▸ **What you have to do**:
Give the entries again, precisely as they were written.

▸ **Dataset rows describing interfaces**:
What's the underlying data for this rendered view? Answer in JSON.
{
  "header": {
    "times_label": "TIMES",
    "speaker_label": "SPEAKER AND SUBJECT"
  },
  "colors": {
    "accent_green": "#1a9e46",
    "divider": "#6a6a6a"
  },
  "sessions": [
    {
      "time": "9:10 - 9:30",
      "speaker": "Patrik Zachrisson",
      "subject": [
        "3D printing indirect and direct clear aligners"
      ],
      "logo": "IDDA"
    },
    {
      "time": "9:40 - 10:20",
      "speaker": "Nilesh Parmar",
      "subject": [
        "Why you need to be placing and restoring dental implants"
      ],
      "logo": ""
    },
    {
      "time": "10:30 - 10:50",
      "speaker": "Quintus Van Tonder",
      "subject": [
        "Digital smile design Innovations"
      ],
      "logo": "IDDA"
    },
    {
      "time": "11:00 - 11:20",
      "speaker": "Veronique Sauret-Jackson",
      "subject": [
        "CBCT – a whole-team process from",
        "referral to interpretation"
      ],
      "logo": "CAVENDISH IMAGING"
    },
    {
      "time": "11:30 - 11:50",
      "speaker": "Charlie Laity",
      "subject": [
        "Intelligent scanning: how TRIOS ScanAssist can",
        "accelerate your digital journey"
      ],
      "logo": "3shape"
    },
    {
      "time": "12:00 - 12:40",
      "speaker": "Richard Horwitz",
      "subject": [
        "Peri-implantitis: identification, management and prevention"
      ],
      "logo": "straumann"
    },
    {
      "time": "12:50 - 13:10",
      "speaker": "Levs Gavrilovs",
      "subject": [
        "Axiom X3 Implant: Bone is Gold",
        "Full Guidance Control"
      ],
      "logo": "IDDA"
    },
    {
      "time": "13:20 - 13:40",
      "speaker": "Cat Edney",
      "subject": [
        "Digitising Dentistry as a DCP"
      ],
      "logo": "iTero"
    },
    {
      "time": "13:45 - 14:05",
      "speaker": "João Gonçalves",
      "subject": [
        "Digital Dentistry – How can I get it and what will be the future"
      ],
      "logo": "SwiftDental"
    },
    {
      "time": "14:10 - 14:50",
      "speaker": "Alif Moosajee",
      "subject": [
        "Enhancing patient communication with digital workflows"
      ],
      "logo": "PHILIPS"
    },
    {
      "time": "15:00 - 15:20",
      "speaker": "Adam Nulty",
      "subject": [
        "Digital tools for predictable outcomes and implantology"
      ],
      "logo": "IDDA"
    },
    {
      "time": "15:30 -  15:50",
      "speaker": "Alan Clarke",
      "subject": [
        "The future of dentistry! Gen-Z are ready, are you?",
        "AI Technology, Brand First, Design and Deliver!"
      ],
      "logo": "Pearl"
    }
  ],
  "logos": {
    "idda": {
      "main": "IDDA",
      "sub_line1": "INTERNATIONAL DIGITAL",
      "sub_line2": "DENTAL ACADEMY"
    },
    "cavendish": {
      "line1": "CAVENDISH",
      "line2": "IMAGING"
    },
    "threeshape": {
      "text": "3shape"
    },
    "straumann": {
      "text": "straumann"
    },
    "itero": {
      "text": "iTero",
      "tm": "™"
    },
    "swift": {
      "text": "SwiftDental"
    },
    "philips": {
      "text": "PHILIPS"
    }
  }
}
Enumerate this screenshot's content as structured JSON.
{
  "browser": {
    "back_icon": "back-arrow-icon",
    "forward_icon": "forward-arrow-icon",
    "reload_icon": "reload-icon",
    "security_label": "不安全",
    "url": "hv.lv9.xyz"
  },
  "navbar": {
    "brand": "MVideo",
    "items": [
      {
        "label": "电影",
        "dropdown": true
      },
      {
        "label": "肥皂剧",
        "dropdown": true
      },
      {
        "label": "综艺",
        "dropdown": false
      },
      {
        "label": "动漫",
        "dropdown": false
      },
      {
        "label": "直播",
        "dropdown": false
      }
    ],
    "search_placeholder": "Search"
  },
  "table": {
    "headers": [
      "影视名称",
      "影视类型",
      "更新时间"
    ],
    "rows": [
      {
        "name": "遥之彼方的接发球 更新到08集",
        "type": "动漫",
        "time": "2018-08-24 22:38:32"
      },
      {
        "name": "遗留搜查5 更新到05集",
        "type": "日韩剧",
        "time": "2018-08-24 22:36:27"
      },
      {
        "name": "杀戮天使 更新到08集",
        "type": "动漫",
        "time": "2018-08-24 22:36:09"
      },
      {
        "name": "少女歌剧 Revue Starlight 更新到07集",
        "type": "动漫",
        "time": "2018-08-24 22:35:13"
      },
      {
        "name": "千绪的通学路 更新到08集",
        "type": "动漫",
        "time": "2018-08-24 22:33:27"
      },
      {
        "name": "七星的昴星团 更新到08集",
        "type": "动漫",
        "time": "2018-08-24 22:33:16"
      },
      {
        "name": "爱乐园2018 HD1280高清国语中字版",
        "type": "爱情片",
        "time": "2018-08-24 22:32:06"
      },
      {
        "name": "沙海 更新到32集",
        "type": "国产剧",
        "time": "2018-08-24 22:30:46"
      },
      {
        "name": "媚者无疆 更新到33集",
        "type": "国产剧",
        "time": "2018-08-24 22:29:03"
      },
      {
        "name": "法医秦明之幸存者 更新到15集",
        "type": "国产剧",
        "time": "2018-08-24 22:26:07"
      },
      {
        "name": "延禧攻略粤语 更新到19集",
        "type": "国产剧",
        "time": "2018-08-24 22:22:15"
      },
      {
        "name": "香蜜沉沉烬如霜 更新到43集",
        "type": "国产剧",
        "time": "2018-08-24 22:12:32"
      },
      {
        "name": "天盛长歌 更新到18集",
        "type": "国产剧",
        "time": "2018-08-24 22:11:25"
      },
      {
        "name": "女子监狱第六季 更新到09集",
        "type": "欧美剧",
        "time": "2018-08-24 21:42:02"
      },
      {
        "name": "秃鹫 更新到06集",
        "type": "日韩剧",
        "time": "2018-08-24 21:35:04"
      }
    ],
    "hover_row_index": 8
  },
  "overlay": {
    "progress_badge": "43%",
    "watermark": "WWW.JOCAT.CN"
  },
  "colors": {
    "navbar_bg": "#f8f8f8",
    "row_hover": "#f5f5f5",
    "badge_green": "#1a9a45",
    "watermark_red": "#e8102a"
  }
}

▸ **Your response**:
What's the underlying data for this rendered view? Answer in JSON.
{
  "header": {
    "times_label": "TIMES",
    "speaker_label": "SPEAKER AND SUBJECT"
  },
  "colors": {
    "accent_green": "#1a9e46",
    "divider": "#6a6a6a"
  },
  "sessions": [
    {
      "time": "9:10 - 9:30",
      "speaker": "Patrik Zachrisson",
      "subject": [
        "3D printing indirect and direct clear aligners"
      ],
      "logo": "IDDA"
    },
    {
      "time": "9:40 - 10:20",
      "speaker": "Nilesh Parmar",
      "subject": [
        "Why you need to be placing and restoring dental implants"
      ],
      "logo": ""
    },
    {
      "time": "10:30 - 10:50",
      "speaker": "Quintus Van Tonder",
      "subject": [
        "Digital smile design Innovations"
      ],
      "logo": "IDDA"
    },
    {
      "time": "11:00 - 11:20",
      "speaker": "Veronique Sauret-Jackson",
      "subject": [
        "CBCT – a whole-team process from",
        "referral to interpretation"
      ],
      "logo": "CAVENDISH IMAGING"
    },
    {
      "time": "11:30 - 11:50",
      "speaker": "Charlie Laity",
      "subject": [
        "Intelligent scanning: how TRIOS ScanAssist can",
        "accelerate your digital journey"
      ],
      "logo": "3shape"
    },
    {
      "time": "12:00 - 12:40",
      "speaker": "Richard Horwitz",
      "subject": [
        "Peri-implantitis: identification, management and prevention"
      ],
      "logo": "straumann"
    },
    {
      "time": "12:50 - 13:10",
      "speaker": "Levs Gavrilovs",
      "subject": [
        "Axiom X3 Implant: Bone is Gold",
        "Full Guidance Control"
      ],
      "logo": "IDDA"
    },
    {
      "time": "13:20 - 13:40",
      "speaker": "Cat Edney",
      "subject": [
        "Digitising Dentistry as a DCP"
      ],
      "logo": "iTero"
    },
    {
      "time": "13:45 - 14:05",
      "speaker": "João Gonçalves",
      "subject": [
        "Digital Dentistry – How can I get it and what will be the future"
      ],
      "logo": "SwiftDental"
    },
    {
      "time": "14:10 - 14:50",
      "speaker": "Alif Moosajee",
      "subject": [
        "Enhancing patient communication with digital workflows"
      ],
      "logo": "PHILIPS"
    },
    {
      "time": "15:00 - 15:20",
      "speaker": "Adam Nulty",
      "subject": [
        "Digital tools for predictable outcomes and implantology"
      ],
      "logo": "IDDA"
    },
    {
      "time": "15:30 -  15:50",
      "speaker": "Alan Clarke",
      "subject": [
        "The future of dentistry! Gen-Z are ready, are you?",
        "AI Technology, Brand First, Design and Deliver!"
      ],
      "logo": "Pearl"
    }
  ],
  "logos": {
    "idda": {
      "main": "IDDA",
      "sub_line1": "INTERNATIONAL DIGITAL",
      "sub_line2": "DENTAL ACADEMY"
    },
    "cavendish": {
      "line1": "CAVENDISH",
      "line2": "IMAGING"
    },
    "threeshape": {
      "text": "3shape"
    },
    "straumann": {
      "text": "straumann"
    },
    "itero": {
      "text": "iTero",
      "tm": "™"
    },
    "swift": {
      "text": "SwiftDental"
    },
    "philips": {
      "text": "PHILIPS"
    }
  }
}
Enumerate this screenshot's content as structured JSON.
{
  "browser": {
    "back_icon": "back-arrow-icon",
    "forward_icon": "forward-arrow-icon",
    "reload_icon": "reload-icon",
    "security_label": "不安全",
    "url": "hv.lv9.xyz"
  },
  "navbar": {
    "brand": "MVideo",
    "items": [
      {
        "label": "电影",
        "dropdown": true
      },
      {
        "label": "肥皂剧",
        "dropdown": true
      },
      {
        "label": "综艺",
        "dropdown": false
      },
      {
        "label": "动漫",
        "dropdown": false
      },
      {
        "label": "直播",
        "dropdown": false
      }
    ],
    "search_placeholder": "Search"
  },
  "table": {
    "headers": [
      "影视名称",
      "影视类型",
      "更新时间"
    ],
    "rows": [
      {
        "name": "遥之彼方的接发球 更新到08集",
        "type": "动漫",
        "time": "2018-08-24 22:38:32"
      },
      {
        "name": "遗留搜查5 更新到05集",
        "type": "日韩剧",
        "time": "2018-08-24 22:36:27"
      },
      {
        "name": "杀戮天使 更新到08集",
        "type": "动漫",
        "time": "2018-08-24 22:36:09"
      },
      {
        "name": "少女歌剧 Revue Starlight 更新到07集",
        "type": "动漫",
        "time": "2018-08-24 22:35:13"
      },
      {
        "name": "千绪的通学路 更新到08集",
        "type": "动漫",
        "time": "2018-08-24 22:33:27"
      },
      {
        "name": "七星的昴星团 更新到08集",
        "type": "动漫",
        "time": "2018-08-24 22:33:16"
      },
      {
        "name": "爱乐园2018 HD1280高清国语中字版",
        "type": "爱情片",
        "time": "2018-08-24 22:32:06"
      },
      {
        "name": "沙海 更新到32集",
        "type": "国产剧",
        "time": "2018-08-24 22:30:46"
      },
      {
        "name": "媚者无疆 更新到33集",
        "type": "国产剧",
        "time": "2018-08-24 22:29:03"
      },
      {
        "name": "法医秦明之幸存者 更新到15集",
        "type": "国产剧",
        "time": "2018-08-24 22:26:07"
      },
      {
        "name": "延禧攻略粤语 更新到19集",
        "type": "国产剧",
        "time": "2018-08-24 22:22:15"
      },
      {
        "name": "香蜜沉沉烬如霜 更新到43集",
        "type": "国产剧",
        "time": "2018-08-24 22:12:32"
      },
      {
        "name": "天盛长歌 更新到18集",
        "type": "国产剧",
        "time": "2018-08-24 22:11:25"
      },
      {
        "name": "女子监狱第六季 更新到09集",
        "type": "欧美剧",
        "time": "2018-08-24 21:42:02"
      },
      {
        "name": "秃鹫 更新到06集",
        "type": "日韩剧",
        "time": "2018-08-24 21:35:04"
      }
    ],
    "hover_row_index": 8
  },
  "overlay": {
    "progress_badge": "43%",
    "watermark": "WWW.JOCAT.CN"
  },
  "colors": {
    "navbar_bg": "#f8f8f8",
    "row_hover": "#f5f5f5",
    "badge_green": "#1a9a45",
    "watermark_red": "#e8102a"
  }
}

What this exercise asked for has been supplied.